It actually took me twice to watch the film before I could review it. The first time, I realized I was watching a criminally underrated film that had been all but buried by Silence of the Lambs. You see, this had been the first adaptation of a Hannibal Lecter (spelled Lecktor in this film for some reason) novel. As such, it serves as a wonderful example of how two completely different filmmakers approach the same material. However, as much as the film worked, I thought many of the box blurbs (ie, those unusual quotes on the box making it seem like the contents of the DVD can cure cancer or at least gingivitis) were overdone. One even proclaimed this to be superior to Silence of the Lambs. I was laughing at such quotes. How can anything compare?
The second time, I realized something. Entertainment Weekly’s quote about it being “better than Silence of the Lambs” was not completely unfounded. Well, alright, Silence is still the superior film. But this was more than just an overlooked film. This was a masterpiece of suspense that is one of the best films Michael Mann (yes, Heat and Collateral Michael Mann) has ever made.
I feel guilty even recapping the plot. Oh well, here it goes: William Graham (William Petersen) is dragged out of retirement to track down the “Tooth Fairy” (Tom Noonan). He briefly seeks help from the captured Dr. Hannibal Lecktor (Brian Cox) before trying to find the serial killer before he can attack his family.
In other words, this is the exact same plot as 2002’s Red Dragon. Of course, they are adapted from the same book. But Manhunter uses the material to far better ends. For one, it uses the same meticulous detail with its FBI investigation as Silence. One scene in Silence even recalls Manhunter. Clarice Starling was forced to enter Lecter’s mind. Yet this was dangerous territory and no real scene in Silence of the Lambs captured that terror. Manhunter did. Graham, time and time again, replayed the crimes in his head to disturbing detail. He is slowly going as mad as the people he chases.

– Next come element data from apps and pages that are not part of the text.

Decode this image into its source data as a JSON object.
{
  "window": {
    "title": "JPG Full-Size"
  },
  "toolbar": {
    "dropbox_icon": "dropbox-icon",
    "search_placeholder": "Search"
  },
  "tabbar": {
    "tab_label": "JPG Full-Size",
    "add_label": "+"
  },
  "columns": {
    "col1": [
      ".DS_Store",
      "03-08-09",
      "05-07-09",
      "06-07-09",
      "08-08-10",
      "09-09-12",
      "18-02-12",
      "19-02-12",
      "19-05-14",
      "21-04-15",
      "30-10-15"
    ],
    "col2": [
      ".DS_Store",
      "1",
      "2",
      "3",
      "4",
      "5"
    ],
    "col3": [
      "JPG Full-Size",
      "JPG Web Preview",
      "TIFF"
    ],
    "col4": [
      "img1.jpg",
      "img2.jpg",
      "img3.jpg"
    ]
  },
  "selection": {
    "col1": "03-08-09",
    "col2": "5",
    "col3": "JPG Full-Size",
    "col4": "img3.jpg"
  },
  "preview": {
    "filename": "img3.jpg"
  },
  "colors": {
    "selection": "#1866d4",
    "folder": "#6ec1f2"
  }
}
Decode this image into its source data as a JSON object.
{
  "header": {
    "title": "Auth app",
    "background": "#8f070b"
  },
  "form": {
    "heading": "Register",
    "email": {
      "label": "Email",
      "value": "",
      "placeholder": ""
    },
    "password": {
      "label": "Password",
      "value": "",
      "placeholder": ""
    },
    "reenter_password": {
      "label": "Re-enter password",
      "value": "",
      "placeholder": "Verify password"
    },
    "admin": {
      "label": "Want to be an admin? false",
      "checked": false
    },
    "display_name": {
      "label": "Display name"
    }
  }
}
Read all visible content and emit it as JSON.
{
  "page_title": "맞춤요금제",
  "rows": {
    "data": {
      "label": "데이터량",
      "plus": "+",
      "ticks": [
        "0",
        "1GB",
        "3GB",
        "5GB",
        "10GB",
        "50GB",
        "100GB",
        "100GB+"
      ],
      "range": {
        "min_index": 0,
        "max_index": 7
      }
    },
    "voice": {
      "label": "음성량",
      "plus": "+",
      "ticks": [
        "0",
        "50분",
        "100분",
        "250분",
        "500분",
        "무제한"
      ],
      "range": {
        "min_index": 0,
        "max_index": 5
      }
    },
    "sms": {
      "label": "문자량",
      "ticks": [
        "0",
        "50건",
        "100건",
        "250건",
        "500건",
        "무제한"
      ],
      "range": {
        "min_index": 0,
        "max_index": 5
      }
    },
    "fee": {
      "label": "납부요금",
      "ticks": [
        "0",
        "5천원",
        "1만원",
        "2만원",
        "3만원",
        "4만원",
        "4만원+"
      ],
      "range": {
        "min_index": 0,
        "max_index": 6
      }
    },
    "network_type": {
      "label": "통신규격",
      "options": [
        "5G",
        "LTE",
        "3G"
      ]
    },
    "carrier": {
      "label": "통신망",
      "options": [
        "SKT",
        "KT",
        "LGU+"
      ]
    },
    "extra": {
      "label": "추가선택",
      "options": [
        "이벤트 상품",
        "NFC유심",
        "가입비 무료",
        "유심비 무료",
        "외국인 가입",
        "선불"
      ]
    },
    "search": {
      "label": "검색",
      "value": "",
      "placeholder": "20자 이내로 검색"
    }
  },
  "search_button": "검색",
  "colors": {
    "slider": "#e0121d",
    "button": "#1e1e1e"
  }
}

“What was my disadvantage?” Lecktor asks Graham
Yet is Lecktor the only one who is insane? Is Graham and the FBI becoming as callous and unfeeling as Lecktor and the Tooth Fairy had been. Manhunter doesn’t answer, but at least is not afraid to ask. So many scenes here recall that dialogue, be it an agent laughing at the Tooth Fairy’s sexual problems or Graham’s dreams. Later filmmakers (especially Ratner) never bothered to address this. To them, it was about the killers. Mann knew differently.
Also, frankly, Manhunter is the only film that uses Lecter as intended by Thomas Harris. Lecter was a supporting character. He was used as a foil to the agents. Yet the agents are the focus of the work. People forget that Anthony Hopkins was only on screen for 17 minutes of Silence of the Lambs. Why? The focus was Clarice. Ratner’s Red Dragon morphed into a sort of Hannibal 2 with Hopkins upstaging Edward Norton at every possible moment. That was not how it was supposed to be.
In Manhunter, Cox and Petersen are on an even level. Granted, Cox is in the film for only three scenes. However, we find as much about the character in those few scenes as Hopkins did in the running time of Hannibal. Cox is cunning, intelligent, methodical, and hungers for revenge. The viewers get a complete character in ten minutes. It takes a very talented filmmaker to accomplish this. And an equally talented actor. Cox portays a “Lecter” that is perfectly capable of standing next to Hopkins. Sadly, we never saw Cox in the role again. It would be an interesting exercise to have seen him in Silence of the Lambs.
I apologize if this review sounds too much like a comparison. Frankly, though, that is the only way to address the film at this point. People will ask if it is better than the other Lecter films. The answer is yes. It is a direct peer to Silence of the Lambs and deserves some recognition. I highly recommend this film for those who are seeking the perfect alternative to the worn out “Hannibal” series.